The problem is that the total number of rules is way too many to look through by hand (4,294,967,296 for the 2-rule system in which the original self-replicator was found). I needed some way to detect self-replicating systems, or to at least narrow down the number of rules to visually examine. One method would be to analyze the cells and look for repeating patterns. I imagined it would be difficult to write efficient code to do this. It would also be taxing on the cpu which would limit the number of rules that could be tested. Another approach would be to analyze the number of cells alive at each iteration, a number easily calculated as each iteration of the grid is generated. This second approach seemed promising based on a comparison of the graphs below.

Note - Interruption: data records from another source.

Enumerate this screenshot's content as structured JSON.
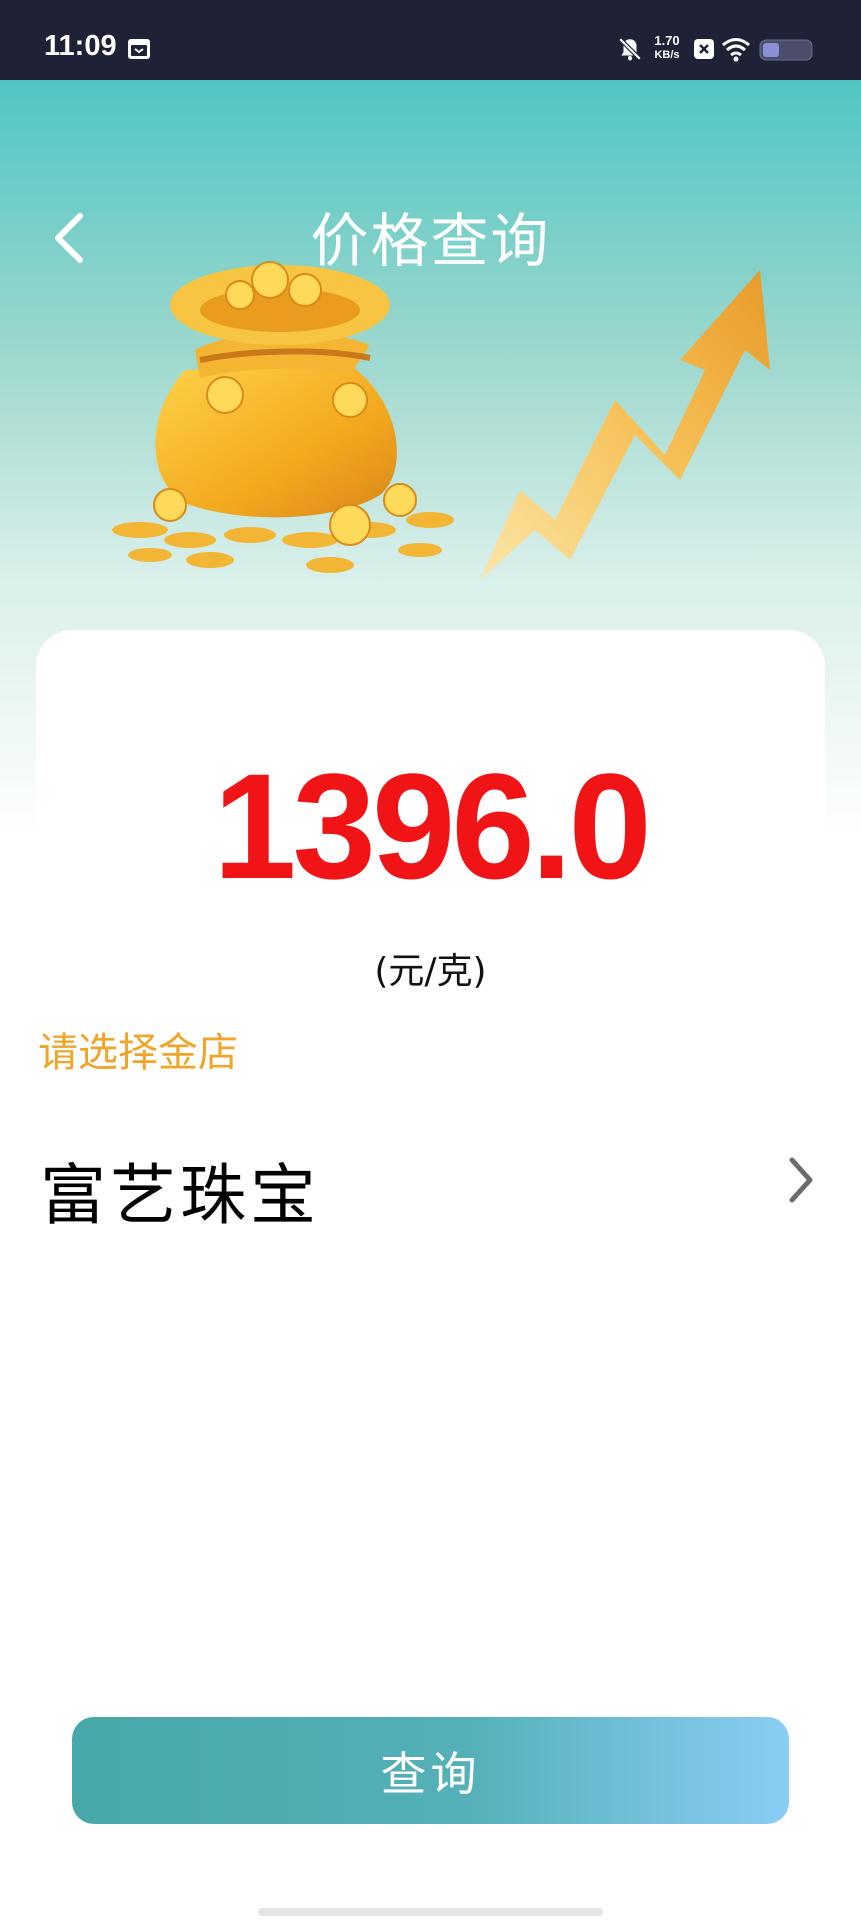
{
  "status_bar": {
    "time": "11:09",
    "net_speed_value": "1.70",
    "net_speed_unit": "KB/s"
  },
  "header": {
    "title": "价格查询"
  },
  "price": {
    "value": "1396.0",
    "unit": "(元/克)",
    "color": "#f01417"
  },
  "store": {
    "prompt": "请选择金店",
    "name": "富艺珠宝"
  },
  "actions": {
    "query_label": "查询"
  },
  "colors": {
    "accent_teal": "#4fc6c4",
    "prompt_orange": "#efa52a",
    "button_start": "#47a8a9",
    "button_end": "#89cdf4"
  }
}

The green line is the percentage of cells alive for each iteration of Conway's rules (B3/S23) starting from a random field of cells. The red line is the simple rule of B2/S3. The result of this rule set is just noise and the percentage of cells remains fairly constant.  The blue trace is the original self-replicating rule set (alternates between B3/S23 and B2/S56) where the creatures emerge from the random cells and replicate to take over the world.

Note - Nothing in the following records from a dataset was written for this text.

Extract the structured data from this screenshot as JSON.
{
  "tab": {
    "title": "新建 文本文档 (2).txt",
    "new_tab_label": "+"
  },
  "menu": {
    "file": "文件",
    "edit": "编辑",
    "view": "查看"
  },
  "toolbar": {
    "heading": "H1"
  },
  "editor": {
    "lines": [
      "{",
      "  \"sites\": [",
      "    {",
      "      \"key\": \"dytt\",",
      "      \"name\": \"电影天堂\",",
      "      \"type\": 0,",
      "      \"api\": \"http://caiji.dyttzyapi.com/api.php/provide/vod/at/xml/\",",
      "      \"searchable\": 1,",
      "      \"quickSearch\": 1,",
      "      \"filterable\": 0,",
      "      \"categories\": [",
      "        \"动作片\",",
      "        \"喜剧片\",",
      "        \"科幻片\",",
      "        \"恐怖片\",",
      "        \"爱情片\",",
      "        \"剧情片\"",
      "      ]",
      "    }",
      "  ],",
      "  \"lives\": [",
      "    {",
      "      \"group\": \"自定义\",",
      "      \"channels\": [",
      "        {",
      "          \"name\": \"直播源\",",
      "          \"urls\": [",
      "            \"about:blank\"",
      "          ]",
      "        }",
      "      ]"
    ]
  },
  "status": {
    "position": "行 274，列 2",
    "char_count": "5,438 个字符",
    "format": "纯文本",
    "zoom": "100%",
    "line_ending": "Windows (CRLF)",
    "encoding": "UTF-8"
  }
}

The green and blue traces are similar but the blue, self-replicating trace has a unique feature:  there is a periodic nature to it as shown by the small vertical lines at the bottom.  The number of alive cells seems to rise and fall every 12 iterations.  If we look at the life cycle of the self-replicator below, we notice that the creature replicates itself every 12 iterations. The overall problem of detecting self-replicating systems was thus reduced to the problem of detecting periodic fluctuations in the population graphs.

Introduction to Fourier Life

Cellular Automata and the Origin of Life

Fourier Life deals with cellular automata, of which the most famous example is Conway's Game of Life.

After discovering the first system, I wanted to find more self-replicating systems which would spontaneously appear out of a random field of cells. The visual analogy to the first life forms spontaneously coming into existence from the primordial soup is striking. See my Implications post for more speculation on this analogy.

Others have discovered or invented self-replicating systems in cellular automata, a collection of which is demonstrated on this nice web site from the New England Complex Systems Institute. The work described on this web site is complimentary to this earlier work and differs in three important ways:
  1. The self-replicating systems are emergent from a random population of cells--they were not designed.
  2. The self-replicating creatures (for lack of a better term) appear in systems simpler than the previous ones (two- and three-state systems rather than six- to nine-state systems)
  3. An algorithm using Fourier Transform was developed to find these emergent self-replicating systems
I'm just a computer hobbyist, not a scientist in the field of artificial life (my day job is an organic chemist trying to discover new medicines).  As a result, I am not up-to-date on all the relevant research.  If you know of such research, please add a comment below.

What is Fourier Life?

Fourier Life is a system of cellular automata which spontaneously forms self-replicating structures. The picture above has the first system I found and shows 16 iterations of the system (each square with dots in it is a small portion of the cellular automata grid). Note that after 12 iterations, the original structure has replicated itself, although now each copy is rotated from the original. At each iteration (or generation), a filled cell either survives or dies and an empty cell can either remain empty or have a cell born into it. In the example above, the fate of each cell depends on how many neighbors (filled cells) it has surrounding it (up to 8).

If you click on the Run button (under the grid of cells at the top of the page) with System A and Rule 1 selected, you can see these structures appear out of a random field of cells, begin dividing in two, and then take over the entire cellular automata world.

This web site shows the more interesting self-replicating systems I've found and describes how I found them. The key to detecting self-replicating systems is to use a Fourier Transform on the population graphs.  As a result, I have named these systems Fourier Life.